Standard Operating Procedure (SOP)


For Collection of EDTA Plasma

GENERAL REQUIREMENTS

Gloves must be worn at all times when handling specimens. This includes during
removal of the rubber stopper from the blood tubes, centrifugation, pipetting,
disposal of contaminated tubes, and clean up of any spills. Tubes, needles, and
pipets must be properly disposed of in biohazard containers, in accordance with
institutional requirements.

Universal precautions and OSHA (Occupational Safety and Health


Administration) and institutional requirements
(http://www.osha.gov/SLTC/biologicalagents/index.html) should be followed,
including gloves, eye protection or working in a biosafety cabinet for blood
processing.

All equipment (storage, shipping, and centrifuge) must be labeled as biohazard.

It is important to take steps to prevent hemolysis in these samples. A vacutainer


is recommended. If a needle is used, a 21 gauge needle is recommended.

EDTA PLASMA COLLECTION


Supplies
EDTA Blood Collection Tubes (for example, BD vacutainers catalog # 366450)
Centrifuge with swinging bucket rotor
15 ml polypropylene conical tubes (for example, Corning 430052, Fisher
cat #05-538-53D)
Sterile cryovials with writing surface (for example, Simport T311-2 or Fisher
#05-669-57)
2ml, 5ml and 10ml pipettes (for example, Fisher cat #13-678-11C, 13-678-11D,
13-678-11E)
Disposable transfer pipettes (for example, Fisher cat #13-711-20)
Automatic pipet aid
Small ice bucket

Plasma Separation Procedure


1.

After collection, gently mix the blood by inverting the tube 8 to 10 times. Store
vacutainer tubes upright at 4C until centrifugation. Blood samples should be
centrifuged within four hours of blood collection.

2.

Centrifuge blood samples in a horizontal rotor (swing-out head) for 10 to 20


minutes at 1100-1300 g at room temperature.
Warning: Excessive centrifuge speed (over 2000 g) may cause tube breakage
and exposure to blood and possible injury. If needed, RCF for a centrifuge can
be calculated.
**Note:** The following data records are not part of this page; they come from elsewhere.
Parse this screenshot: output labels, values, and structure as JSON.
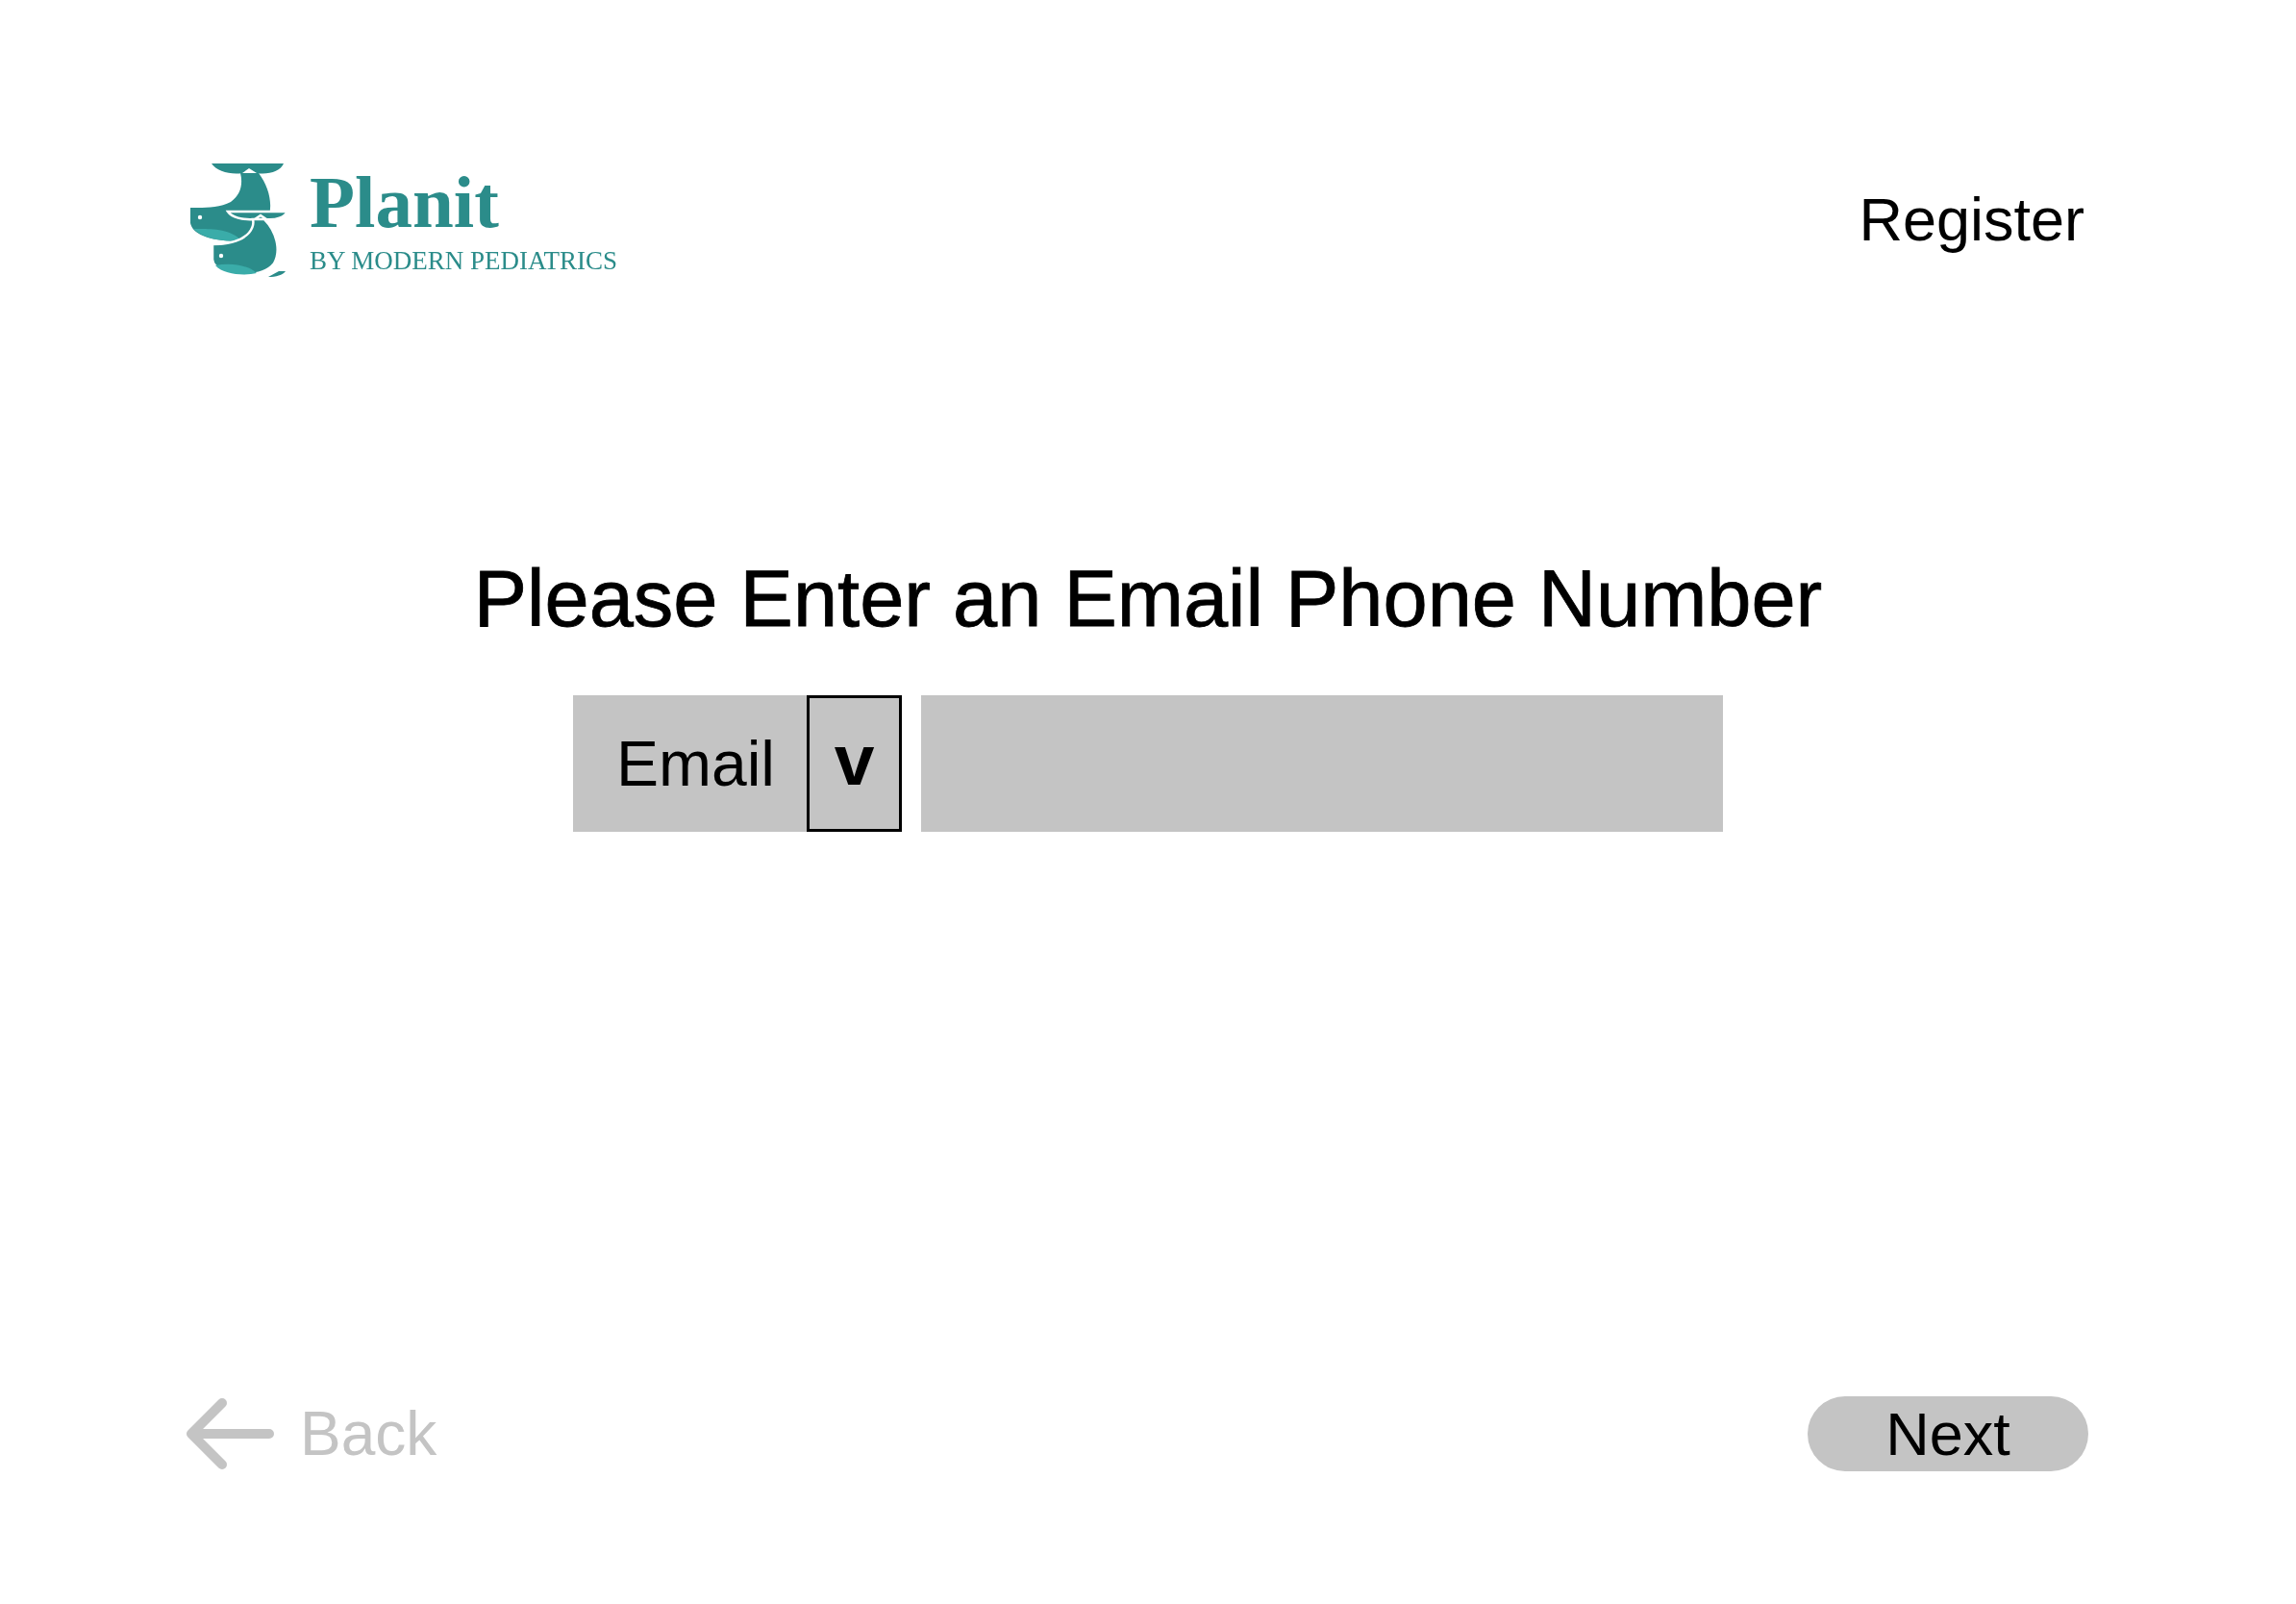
{
  "header": {
    "logo": {
      "name": "Planit",
      "tagline": "BY MODERN PEDIATRICS"
    },
    "register_link": "Register"
  },
  "title": "Please Enter an Email Phone Number",
  "contact_form": {
    "type_dropdown": {
      "value": "Email",
      "toggle": "v"
    }
  },
  "footer": {
    "back_button": {
      "label": "Back",
      "disabled": true
    },
    "next_button": {
      "label": "Next"
    }
  }
}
For an on-line calculator tool, please refer to:
http://www.changbioscience.com/cell/rcf.html

3.

After centrifugation, plasma layer will be at the top of the tube. Mononuclear
cells and platelets will be in a whitish layer, called the buffy coat, just under
the plasma and above the red blood cells (additional processing of these cell
fractions is optional).
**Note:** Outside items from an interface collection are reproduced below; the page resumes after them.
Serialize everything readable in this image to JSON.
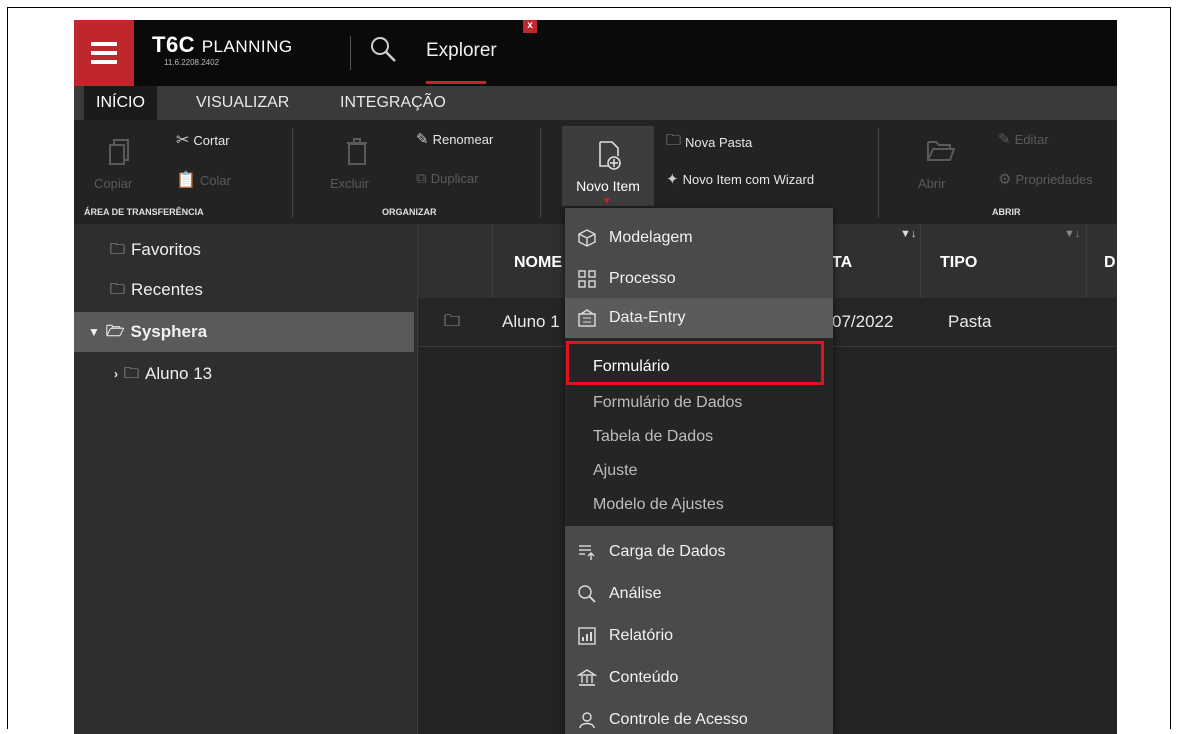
{
  "app": {
    "brand_bold": "T6C",
    "brand_light": "PLANNING",
    "version": "11.6.2208.2402",
    "active_tab": "Explorer",
    "close_glyph": "x",
    "accent_color": "#c0272d"
  },
  "menu": {
    "tabs": [
      "INÍCIO",
      "VISUALIZAR",
      "INTEGRAÇÃO"
    ]
  },
  "ribbon": {
    "copiar": "Copiar",
    "cortar": "Cortar",
    "colar": "Colar",
    "excluir": "Excluir",
    "renomear": "Renomear",
    "duplicar": "Duplicar",
    "novo_item": "Novo Item",
    "nova_pasta": "Nova Pasta",
    "novo_item_wizard": "Novo Item com Wizard",
    "abrir": "Abrir",
    "editar": "Editar",
    "propriedades": "Propriedades",
    "groups": {
      "transferencia": "ÁREA DE TRANSFERÊNCIA",
      "organizar": "ORGANIZAR",
      "abrir": "ABRIR"
    }
  },
  "sidebar": {
    "favoritos": "Favoritos",
    "recentes": "Recentes",
    "sysphera": "Sysphera",
    "aluno": "Aluno 13"
  },
  "grid": {
    "col_nome": "NOME",
    "col_data": "TA",
    "col_tipo": "TIPO",
    "col_d": "D",
    "row": {
      "nome": "Aluno 1",
      "data": "07/2022",
      "tipo": "Pasta"
    }
  },
  "dropdown": {
    "modelagem": "Modelagem",
    "processo": "Processo",
    "data_entry": "Data-Entry",
    "sub": [
      "Formulário",
      "Formulário de Dados",
      "Tabela de Dados",
      "Ajuste",
      "Modelo de Ajustes"
    ],
    "carga": "Carga de Dados",
    "analise": "Análise",
    "relatorio": "Relatório",
    "conteudo": "Conteúdo",
    "controle": "Controle de Acesso"
  }
}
4.

Carefully collect the plasma layer with an appropriate transfer pipette without
disturbing the buffy coat layer. If more than one tube is collected, pool the
plasma samples from both tubes into a 15 ml conical tube and mix. Pipette the
plasma into appropriate sized aliquots in labeled cryovials. Aliquot volume is
recommended to be 100 l or 250 l; however, some sites may determine that
1 ml aliquot sizes are needed. Close the caps tightly and place on ice. This
process should be completed within 1 hour of centrifugation.
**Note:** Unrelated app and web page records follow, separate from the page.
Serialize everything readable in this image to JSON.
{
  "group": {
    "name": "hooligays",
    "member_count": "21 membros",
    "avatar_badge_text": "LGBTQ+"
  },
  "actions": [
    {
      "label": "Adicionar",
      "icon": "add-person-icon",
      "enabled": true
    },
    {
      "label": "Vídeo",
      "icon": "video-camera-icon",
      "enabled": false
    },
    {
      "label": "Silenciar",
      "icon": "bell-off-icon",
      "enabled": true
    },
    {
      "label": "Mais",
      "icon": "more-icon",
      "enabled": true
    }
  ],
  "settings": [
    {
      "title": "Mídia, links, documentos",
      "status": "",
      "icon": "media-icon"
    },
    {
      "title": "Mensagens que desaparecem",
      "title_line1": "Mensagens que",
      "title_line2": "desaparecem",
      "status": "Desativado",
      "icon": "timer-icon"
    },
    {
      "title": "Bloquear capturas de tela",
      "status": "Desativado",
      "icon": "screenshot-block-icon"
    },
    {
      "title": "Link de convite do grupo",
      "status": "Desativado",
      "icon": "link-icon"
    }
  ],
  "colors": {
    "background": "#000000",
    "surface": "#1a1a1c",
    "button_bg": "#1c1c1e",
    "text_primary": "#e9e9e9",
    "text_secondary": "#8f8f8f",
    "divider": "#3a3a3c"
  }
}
5.

Check that all aliquot vial caps are secure and that all vials are labeled.

6.

Place all aliquots upright in a specimen box or rack in an -80C or colder


freezer. All specimens should remain at -80C or colder prior to shipping. The
samples should not be thawed prior to shipping. (Plasma will be shipped on
dry ice. Refer to SOP for Shipping instructions.)

Data points
1.
2.
3.
4.
5.
6.

Date and time of blood collection


Number and volume of aliquots prepared
Date and time into -80C
Date and time of shipping
Any freeze-thaw that occurs with a sample for any reason
Any variations or deviations from the SOP, problems, or issues

Notes

Sterile, disposable droppers, pipetman, pipet aid, eppendorf repeater are


examples of ways to aliquot. Depends on size of aliquots, volume of plasma,
and volume of aliquots.
Plasma should not under go freeze-thaw cycles, so choose aliquot volume
carefully.
Freezers need to have a back up generator or other emergency system
Options: Create emergency management plan, such as moving to a new
freezer or adding dry ice in the event of a freezer failure.